All said and done, Tarsky’s record in the United States was 16-3-5-4 under NSA rules with another three starts (and one win) in point-to-points. He earned $65,950. Naylor, hoping to dip into the well one more time, sent the following to Hubert Barbe in France:
“I write to tell you how much I like the horse. He is absolutely dead honest. He always gives 100%?–?whether in the hunting field or in a steeplechase. He is the favorite in the stable because he is kind and sweet and loves to nuzzle, and he has proven to be an absolute gentleman in the hunting field. The combination of his durability, jumping ability and sweet disposition has enamored him to all. And so I might be interested in another Tarsky…”
“I think Tarsky was just a little bit old,” Fisher remembered. “He didn’t have any problems; he just kinda told us that he’d had enough. The good horses that I give away?–?we try to place them with good homes?–?I think the horses are happier to go and do something instead of just hang out in the field.”

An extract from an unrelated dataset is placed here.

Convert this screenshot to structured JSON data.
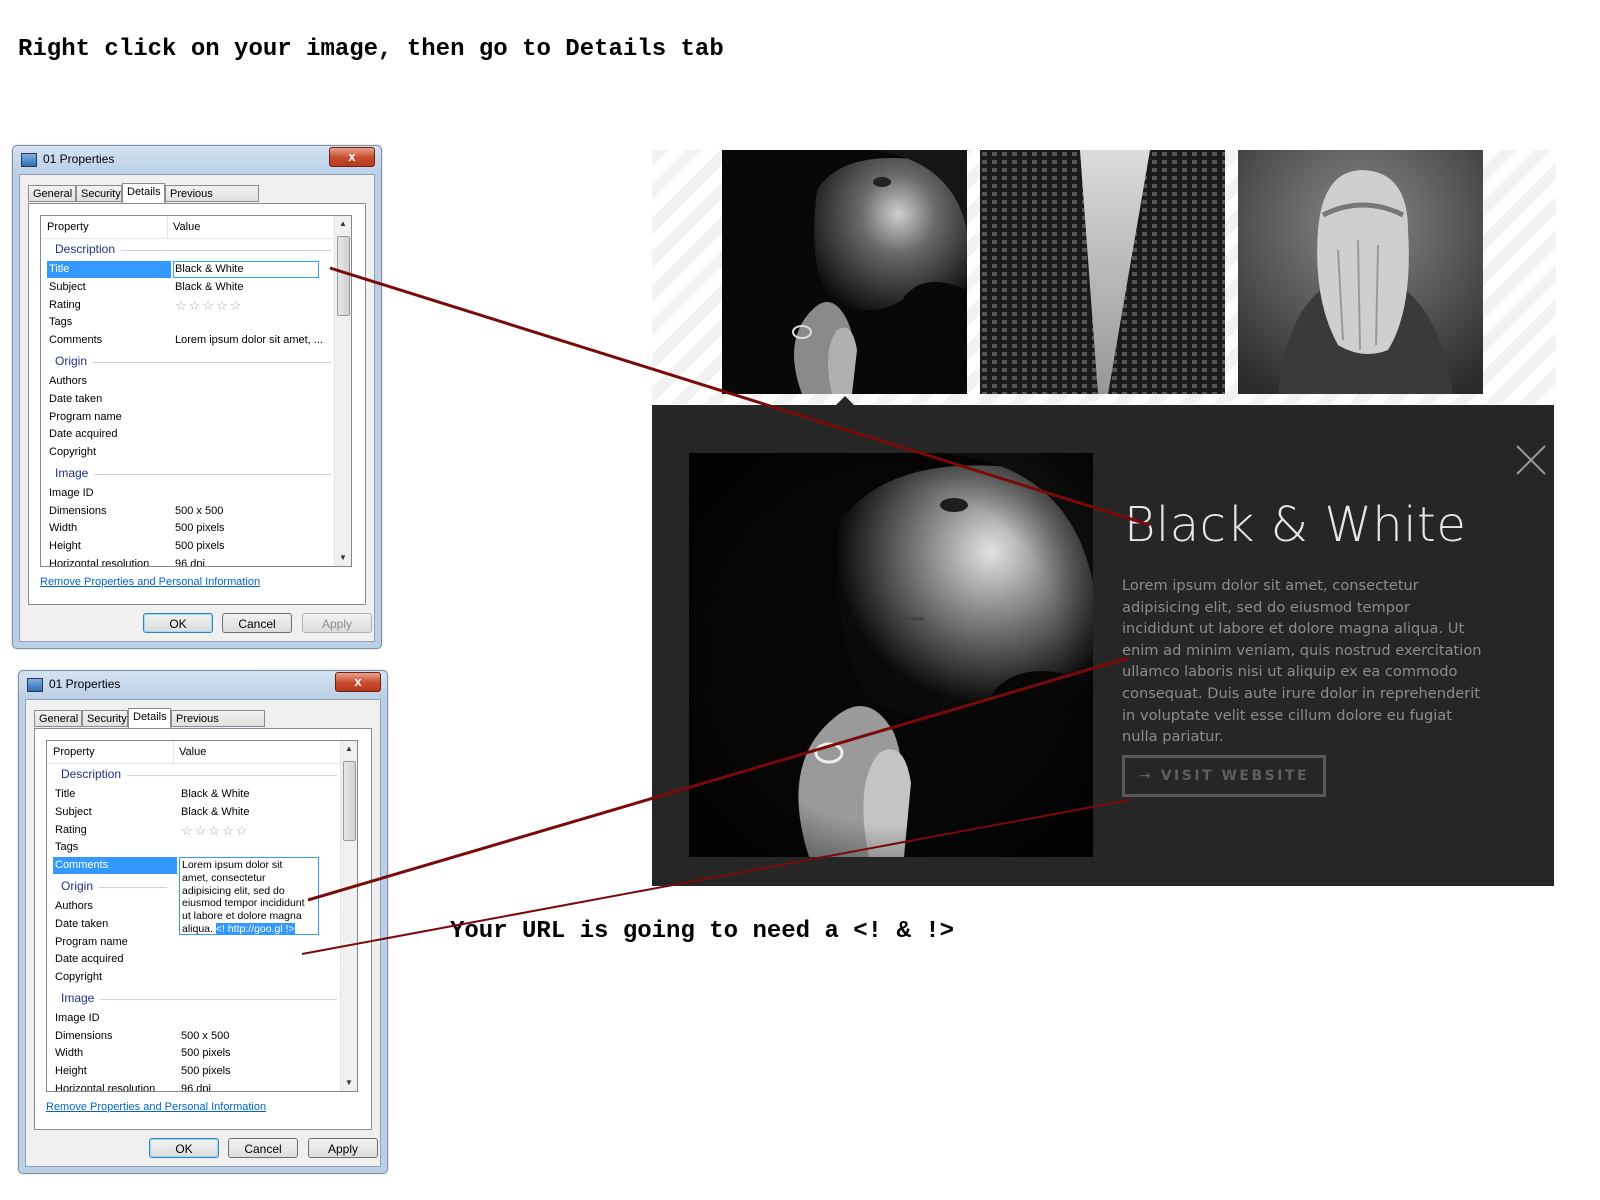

Tarsky found his home with the Elkridge-Harford Hounds and huntsman Geoff Hyde, who assigned him to honorary whipper-in Maryanna Skowronski. “He had a bit of a bad knee,” she said. “I whipped in off of him for at least two seasons. He was a great whip horse, but he was strong. I rode him in a double twisted wire snaffle with a bib. I really loved him; he would jump for me.”

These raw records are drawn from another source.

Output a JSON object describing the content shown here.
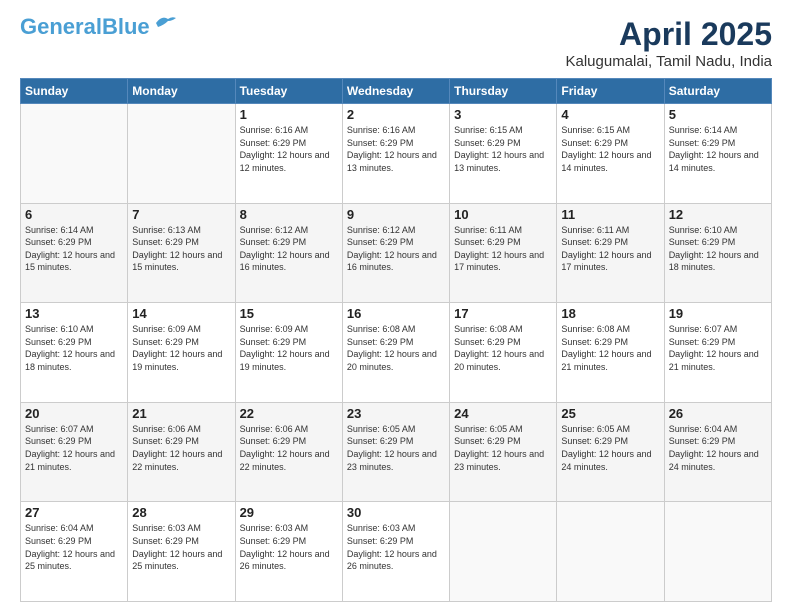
{
  "header": {
    "logo_line1": "General",
    "logo_line2": "Blue",
    "month": "April 2025",
    "location": "Kalugumalai, Tamil Nadu, India"
  },
  "weekdays": [
    "Sunday",
    "Monday",
    "Tuesday",
    "Wednesday",
    "Thursday",
    "Friday",
    "Saturday"
  ],
  "weeks": [
    [
      {
        "day": "",
        "sunrise": "",
        "sunset": "",
        "daylight": ""
      },
      {
        "day": "",
        "sunrise": "",
        "sunset": "",
        "daylight": ""
      },
      {
        "day": "1",
        "sunrise": "Sunrise: 6:16 AM",
        "sunset": "Sunset: 6:29 PM",
        "daylight": "Daylight: 12 hours and 12 minutes."
      },
      {
        "day": "2",
        "sunrise": "Sunrise: 6:16 AM",
        "sunset": "Sunset: 6:29 PM",
        "daylight": "Daylight: 12 hours and 13 minutes."
      },
      {
        "day": "3",
        "sunrise": "Sunrise: 6:15 AM",
        "sunset": "Sunset: 6:29 PM",
        "daylight": "Daylight: 12 hours and 13 minutes."
      },
      {
        "day": "4",
        "sunrise": "Sunrise: 6:15 AM",
        "sunset": "Sunset: 6:29 PM",
        "daylight": "Daylight: 12 hours and 14 minutes."
      },
      {
        "day": "5",
        "sunrise": "Sunrise: 6:14 AM",
        "sunset": "Sunset: 6:29 PM",
        "daylight": "Daylight: 12 hours and 14 minutes."
      }
    ],
    [
      {
        "day": "6",
        "sunrise": "Sunrise: 6:14 AM",
        "sunset": "Sunset: 6:29 PM",
        "daylight": "Daylight: 12 hours and 15 minutes."
      },
      {
        "day": "7",
        "sunrise": "Sunrise: 6:13 AM",
        "sunset": "Sunset: 6:29 PM",
        "daylight": "Daylight: 12 hours and 15 minutes."
      },
      {
        "day": "8",
        "sunrise": "Sunrise: 6:12 AM",
        "sunset": "Sunset: 6:29 PM",
        "daylight": "Daylight: 12 hours and 16 minutes."
      },
      {
        "day": "9",
        "sunrise": "Sunrise: 6:12 AM",
        "sunset": "Sunset: 6:29 PM",
        "daylight": "Daylight: 12 hours and 16 minutes."
      },
      {
        "day": "10",
        "sunrise": "Sunrise: 6:11 AM",
        "sunset": "Sunset: 6:29 PM",
        "daylight": "Daylight: 12 hours and 17 minutes."
      },
      {
        "day": "11",
        "sunrise": "Sunrise: 6:11 AM",
        "sunset": "Sunset: 6:29 PM",
        "daylight": "Daylight: 12 hours and 17 minutes."
      },
      {
        "day": "12",
        "sunrise": "Sunrise: 6:10 AM",
        "sunset": "Sunset: 6:29 PM",
        "daylight": "Daylight: 12 hours and 18 minutes."
      }
    ],
    [
      {
        "day": "13",
        "sunrise": "Sunrise: 6:10 AM",
        "sunset": "Sunset: 6:29 PM",
        "daylight": "Daylight: 12 hours and 18 minutes."
      },
      {
        "day": "14",
        "sunrise": "Sunrise: 6:09 AM",
        "sunset": "Sunset: 6:29 PM",
        "daylight": "Daylight: 12 hours and 19 minutes."
      },
      {
        "day": "15",
        "sunrise": "Sunrise: 6:09 AM",
        "sunset": "Sunset: 6:29 PM",
        "daylight": "Daylight: 12 hours and 19 minutes."
      },
      {
        "day": "16",
        "sunrise": "Sunrise: 6:08 AM",
        "sunset": "Sunset: 6:29 PM",
        "daylight": "Daylight: 12 hours and 20 minutes."
      },
      {
        "day": "17",
        "sunrise": "Sunrise: 6:08 AM",
        "sunset": "Sunset: 6:29 PM",
        "daylight": "Daylight: 12 hours and 20 minutes."
      },
      {
        "day": "18",
        "sunrise": "Sunrise: 6:08 AM",
        "sunset": "Sunset: 6:29 PM",
        "daylight": "Daylight: 12 hours and 21 minutes."
      },
      {
        "day": "19",
        "sunrise": "Sunrise: 6:07 AM",
        "sunset": "Sunset: 6:29 PM",
        "daylight": "Daylight: 12 hours and 21 minutes."
      }
    ],
    [
      {
        "day": "20",
        "sunrise": "Sunrise: 6:07 AM",
        "sunset": "Sunset: 6:29 PM",
        "daylight": "Daylight: 12 hours and 21 minutes."
      },
      {
        "day": "21",
        "sunrise": "Sunrise: 6:06 AM",
        "sunset": "Sunset: 6:29 PM",
        "daylight": "Daylight: 12 hours and 22 minutes."
      },
      {
        "day": "22",
        "sunrise": "Sunrise: 6:06 AM",
        "sunset": "Sunset: 6:29 PM",
        "daylight": "Daylight: 12 hours and 22 minutes."
      },
      {
        "day": "23",
        "sunrise": "Sunrise: 6:05 AM",
        "sunset": "Sunset: 6:29 PM",
        "daylight": "Daylight: 12 hours and 23 minutes."
      },
      {
        "day": "24",
        "sunrise": "Sunrise: 6:05 AM",
        "sunset": "Sunset: 6:29 PM",
        "daylight": "Daylight: 12 hours and 23 minutes."
      },
      {
        "day": "25",
        "sunrise": "Sunrise: 6:05 AM",
        "sunset": "Sunset: 6:29 PM",
        "daylight": "Daylight: 12 hours and 24 minutes."
      },
      {
        "day": "26",
        "sunrise": "Sunrise: 6:04 AM",
        "sunset": "Sunset: 6:29 PM",
        "daylight": "Daylight: 12 hours and 24 minutes."
      }
    ],
    [
      {
        "day": "27",
        "sunrise": "Sunrise: 6:04 AM",
        "sunset": "Sunset: 6:29 PM",
        "daylight": "Daylight: 12 hours and 25 minutes."
      },
      {
        "day": "28",
        "sunrise": "Sunrise: 6:03 AM",
        "sunset": "Sunset: 6:29 PM",
        "daylight": "Daylight: 12 hours and 25 minutes."
      },
      {
        "day": "29",
        "sunrise": "Sunrise: 6:03 AM",
        "sunset": "Sunset: 6:29 PM",
        "daylight": "Daylight: 12 hours and 26 minutes."
      },
      {
        "day": "30",
        "sunrise": "Sunrise: 6:03 AM",
        "sunset": "Sunset: 6:29 PM",
        "daylight": "Daylight: 12 hours and 26 minutes."
      },
      {
        "day": "",
        "sunrise": "",
        "sunset": "",
        "daylight": ""
      },
      {
        "day": "",
        "sunrise": "",
        "sunset": "",
        "daylight": ""
      },
      {
        "day": "",
        "sunrise": "",
        "sunset": "",
        "daylight": ""
      }
    ]
  ]
}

When the time came for Elkridge-Harford to retire Tarsky, Skowronski immediately thought of her friend Ellen Pons of Country Life Farm. “I didn’t have any way to take him, and I knew Ellen was looking for something she could just go trail riding on. So she came over, rode him, and liked him.”
The Pons family had just acquired Merryland Farm, and Ellen Pons had no mount. “Merryland was in conservation. I was just learning the area and was looking for a horse that wouldn’t be herd-bound so I could go out by myself and not worry. He was quiet enough, although he would occasionally see things. But he was fine. I don’t ride him anymore, but I know I could. I’ve never seen him have a bad day, and he’s 27 now.”
No bad days, but some hilarious anecdotes. About six years ago, Merryland farm manager J.R. Walsh used Tarsky to pony when his own horse was sidelined by colic surgery. Ellen’s brother-in-law Mike Pons squired a group of Korean visitors to training one morning. The visitors toured the farm, took dozens of photos, looked at the horses, watched training sessions and asked questions.
“They were click-click-click-click taking pictures, and this one smaller guy said to J.R., ‘I want to ride your horse,’?” said Ellen. “After the set was finished, he said again, ‘Can I get on your horse?’ There was one English-speaking visitor who told J.R. that this man used to be a jockey. So he lets this guy up on him.”
Tarsky must have simply heard “jockey” and thought of Fisher or Neilson, because the old horse took off like his younger self. He headed for the rail at first, then made a lap of the Merryland track. Walsh thought “international incident,” but Tarsky and his rider pulled up at the gap and all was well.
In addition to dabbling in ponying and international relations, Tarsky exhibited a marked enthusiasm for standing in as a teaser when duty called. During his years at Merryland, Pons noted he would become very attached to the mares on the other side of his paddock fence. It didn’t go unnoticed. “He’d see them and come out like ‘Hi, girls! I’m here for you!’ He would stand there with his gelded self; you should have seen him. This year we had some mares here at Country Life, and he was like ‘Yes! This is my business now!’?”
But it wasn’t too long before the bloom was off even that particular rose, according to Pons. “He was really interested for most of the season until early May, and then he was like ‘Are we still doing this?’?”